“The customers suffer from the utilities’ poor performance and outages, and it is the customers who should receive the restitution as well,” Coakley said.
According to the AG’s brief, National Grid did not respond to emergency calls about downed wires within a reasonable amount of time partly due to inadequate staffing levels as officials were hesitant to classify either storm as a level five event. A level five event affects more than 113,000 customers and lasts longer than 72 hours. Company officials testified that they do not use computer models or tables to predict a storm’s severity and instead rely on the experience of top level officials.
, electric distribution companies along the east coast requested an additional 7,000 personnel, but National Grid only received 24 as other utility companies had already contracted the available extra workers from mutual assistance and other resources. The AG’s brief alleges that if National Grid had used more scientific methods of predicting storms than merely relying on personal experience, it may have gained a greater level of assistance.

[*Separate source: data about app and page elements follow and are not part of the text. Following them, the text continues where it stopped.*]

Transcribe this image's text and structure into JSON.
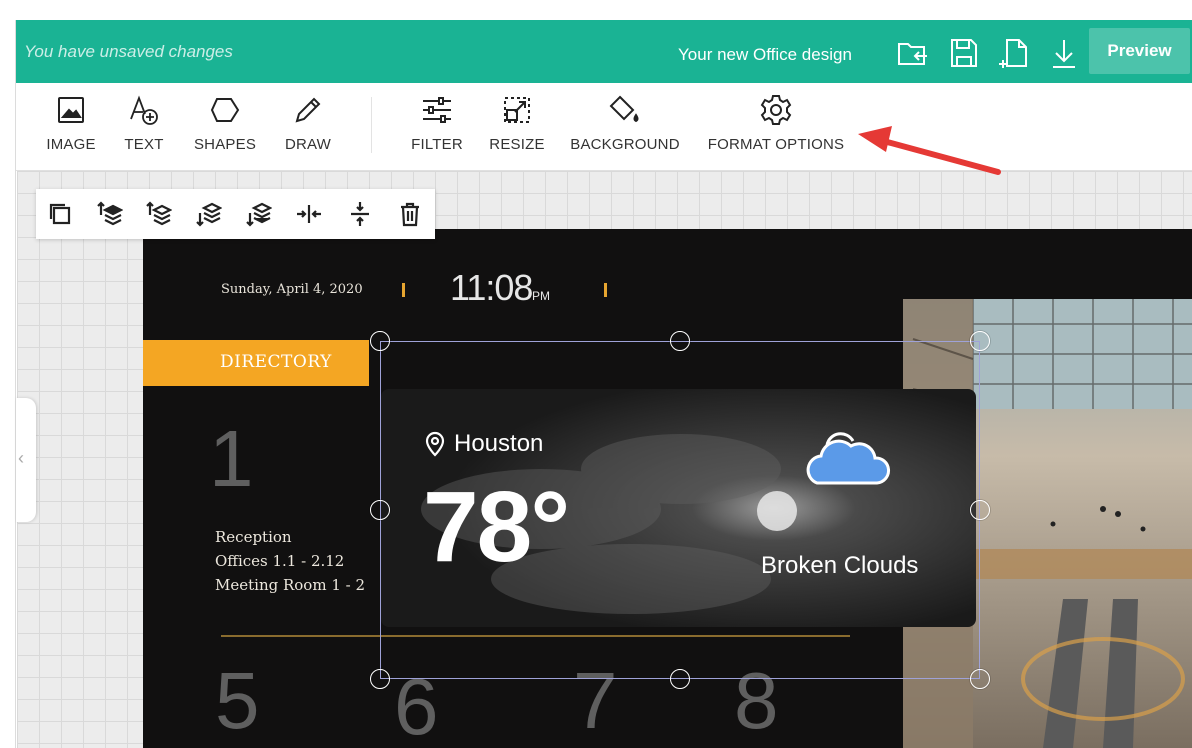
{
  "topbar": {
    "unsaved_text": "You have unsaved changes",
    "design_name": "Your new Office design",
    "icons": [
      "open-folder-icon",
      "save-icon",
      "new-page-icon",
      "download-icon"
    ],
    "preview_label": "Preview",
    "background_color": "#1ab394"
  },
  "toolbar": {
    "tools": [
      {
        "name": "image",
        "label": "IMAGE"
      },
      {
        "name": "text",
        "label": "TEXT"
      },
      {
        "name": "shapes",
        "label": "SHAPES"
      },
      {
        "name": "draw",
        "label": "DRAW"
      },
      {
        "name": "filter",
        "label": "FILTER"
      },
      {
        "name": "resize",
        "label": "RESIZE"
      },
      {
        "name": "background",
        "label": "BACKGROUND"
      },
      {
        "name": "format-options",
        "label": "FORMAT OPTIONS"
      }
    ]
  },
  "layer_actions": [
    "duplicate-icon",
    "bring-to-front-icon",
    "bring-forward-icon",
    "send-backward-icon",
    "send-to-back-icon",
    "align-horizontal-center-icon",
    "align-vertical-center-icon",
    "delete-icon"
  ],
  "design": {
    "date": "Sunday, April 4, 2020",
    "time": "11:08",
    "ampm": "PM",
    "directory_title": "DIRECTORY",
    "numbers": {
      "n1": "1",
      "n5": "5",
      "n6": "6",
      "n7": "7",
      "n8": "8"
    },
    "directory_items": [
      "Reception",
      "Offices 1.1 - 2.12",
      "Meeting Room 1 - 2"
    ],
    "accent_color": "#f4a623"
  },
  "weather": {
    "city": "Houston",
    "temperature": "78°",
    "condition": "Broken Clouds",
    "cloud_color": "#5b9ae8"
  }
}
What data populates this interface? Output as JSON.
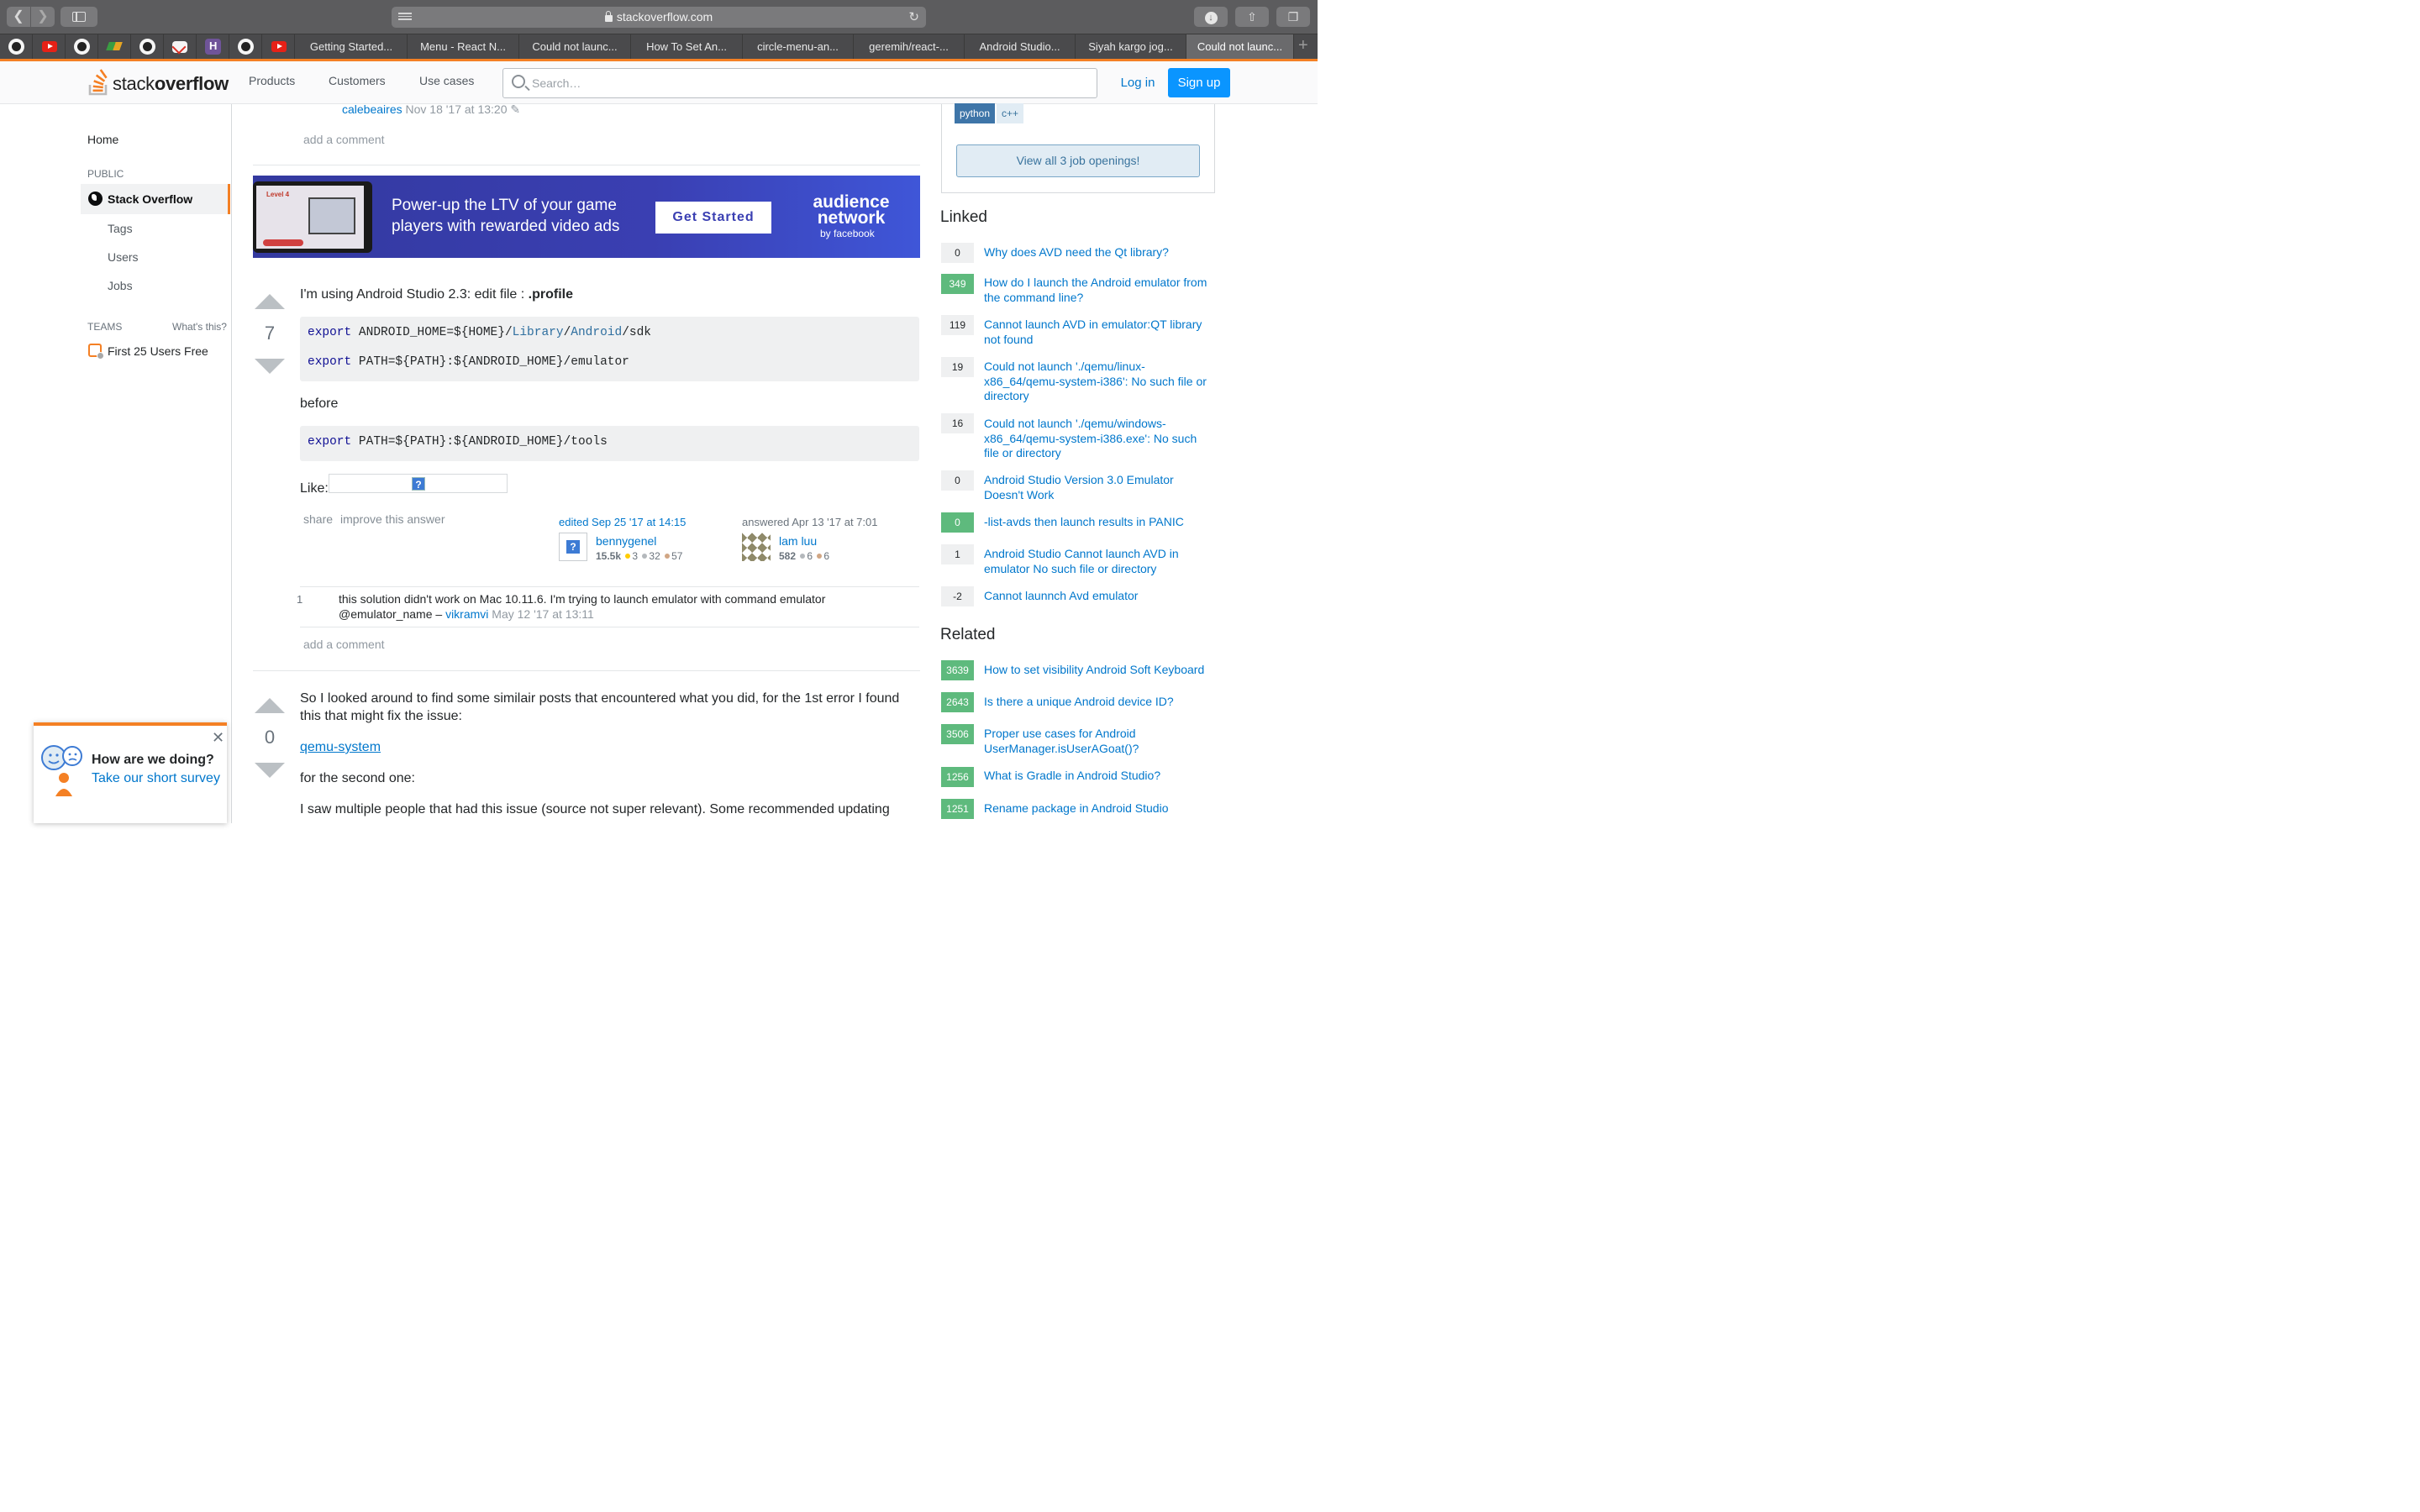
{
  "browser": {
    "url": "stackoverflow.com",
    "pinned_tabs": [
      {
        "icon": "github-icon"
      },
      {
        "icon": "youtube-icon"
      },
      {
        "icon": "github-icon"
      },
      {
        "icon": "multicolor-app-icon"
      },
      {
        "icon": "github-icon"
      },
      {
        "icon": "gmail-icon"
      },
      {
        "icon": "heroku-icon"
      },
      {
        "icon": "github-icon"
      },
      {
        "icon": "youtube-icon"
      }
    ],
    "tabs": [
      {
        "label": "Getting Started..."
      },
      {
        "label": "Menu - React N..."
      },
      {
        "label": "Could not launc..."
      },
      {
        "label": "How To Set An..."
      },
      {
        "label": "circle-menu-an..."
      },
      {
        "label": "geremih/react-..."
      },
      {
        "label": "Android Studio..."
      },
      {
        "label": "Siyah kargo jog..."
      },
      {
        "label": "Could not launc..."
      }
    ]
  },
  "header": {
    "logo_light": "stack",
    "logo_bold": "overflow",
    "nav": [
      "Products",
      "Customers",
      "Use cases"
    ],
    "search_placeholder": "Search…",
    "login": "Log in",
    "signup": "Sign up",
    "accent_color": "#f48024"
  },
  "sidebar": {
    "home": "Home",
    "public_label": "PUBLIC",
    "stack_overflow": "Stack Overflow",
    "tags": "Tags",
    "users": "Users",
    "jobs": "Jobs",
    "teams_label": "TEAMS",
    "whats_this": "What's this?",
    "teams_item": "First 25 Users Free"
  },
  "prev_comment": {
    "user": "calebeaires",
    "date": "Nov 18 '17 at 13:20",
    "add_comment": "add a comment"
  },
  "ad": {
    "level": "Level 4",
    "headline": "Power-up the LTV of your game players with rewarded video ads",
    "cta": "Get Started",
    "brand": "audience network",
    "brand_sub": "by facebook"
  },
  "answer1": {
    "votes": "7",
    "intro": "I'm using Android Studio 2.3: edit file : ",
    "intro_bold": ".profile",
    "code1": {
      "line1": {
        "kw": "export",
        "a": " ANDROID_HOME=${HOME}/",
        "b": "Library",
        "c": "/",
        "d": "Android",
        "e": "/sdk"
      },
      "line2": {
        "kw": "export",
        "a": " PATH=${PATH}:${ANDROID_HOME}/emulator"
      }
    },
    "before": "before",
    "code2": {
      "kw": "export",
      "a": " PATH=${PATH}:${ANDROID_HOME}/tools"
    },
    "like": "Like:",
    "share": "share",
    "improve": "improve this answer",
    "edited": "edited Sep 25 '17 at 14:15",
    "editor": {
      "name": "bennygenel",
      "rep": "15.5k",
      "gold": "3",
      "silver": "32",
      "bronze": "57"
    },
    "answered": "answered Apr 13 '17 at 7:01",
    "author": {
      "name": "lam luu",
      "rep": "582",
      "silver": "6",
      "bronze": "6"
    },
    "comment": {
      "score": "1",
      "text": "this solution didn't work on Mac 10.11.6. I'm trying to launch emulator with command emulator @emulator_name – ",
      "user": "vikramvi",
      "date": "May 12 '17 at 13:11"
    },
    "add_comment": "add a comment"
  },
  "answer2": {
    "votes": "0",
    "p1": "So I looked around to find some similair posts that encountered what you did, for the 1st error I found this that might fix the issue:",
    "link": "qemu-system",
    "p2": "for the second one:",
    "p3": "I saw multiple people that had this issue (source not super relevant). Some recommended updating"
  },
  "jobs": {
    "tags": [
      "python",
      "c++"
    ],
    "view_all": "View all 3 job openings!"
  },
  "linked": {
    "title": "Linked",
    "items": [
      {
        "score": "0",
        "answered": false,
        "title": "Why does AVD need the Qt library?"
      },
      {
        "score": "349",
        "answered": true,
        "title": "How do I launch the Android emulator from the command line?"
      },
      {
        "score": "119",
        "answered": false,
        "title": "Cannot launch AVD in emulator:QT library not found"
      },
      {
        "score": "19",
        "answered": false,
        "title": "Could not launch './qemu/linux-x86_64/qemu-system-i386': No such file or directory"
      },
      {
        "score": "16",
        "answered": false,
        "title": "Could not launch './qemu/windows-x86_64/qemu-system-i386.exe': No such file or directory"
      },
      {
        "score": "0",
        "answered": false,
        "title": "Android Studio Version 3.0 Emulator Doesn't Work"
      },
      {
        "score": "0",
        "answered": true,
        "title": "-list-avds then launch results in PANIC"
      },
      {
        "score": "1",
        "answered": false,
        "title": "Android Studio Cannot launch AVD in emulator No such file or directory"
      },
      {
        "score": "-2",
        "answered": false,
        "title": "Cannot launnch Avd emulator"
      }
    ]
  },
  "related": {
    "title": "Related",
    "items": [
      {
        "score": "3639",
        "answered": true,
        "title": "How to set visibility Android Soft Keyboard"
      },
      {
        "score": "2643",
        "answered": true,
        "title": "Is there a unique Android device ID?"
      },
      {
        "score": "3506",
        "answered": true,
        "title": "Proper use cases for Android UserManager.isUserAGoat()?"
      },
      {
        "score": "1256",
        "answered": true,
        "title": "What is Gradle in Android Studio?"
      },
      {
        "score": "1251",
        "answered": true,
        "title": "Rename package in Android Studio"
      }
    ]
  },
  "survey": {
    "title": "How are we doing?",
    "link": "Take our short survey",
    "close": "✕"
  }
}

There were approximately 13,000 , and approximately 22,000 . A downed wire presents a significant threat to public safety and should be attended to immediately.
In fact, the brief alleges that there was such a lack of staffing and communication that towns were forced to leave firefighters at downed wires to ensure public safety. According to Pembroke Fire Chief James Neenan, “we had no available apparatus or people left to respond because they were standing by downed wires and we couldn’t leave in the interest of public safety.”
The AG’s recommendation to the DPU is $4.6 million in fines for National Grid’s response to Tropical Storm Irene and $11.7 million for its response to the October 2011 snowstorm.
On July 11, AG Coakley also announced that her office has begun a review of standards used to measure the overall service quality of utility companies to determine if they are adequate or effective.
“The fact that utilities can achieve high marks from the DPU under the existing standards, yet sustain devastating long term outages such as the ones we saw in these storms, shows that something is not working right,” said Coakley. “Utilities routinely request and receive rate increases to improve their infrastructure and overall service quality. It’s time to make sure ratepayers are getting the benefits they’re paying for.”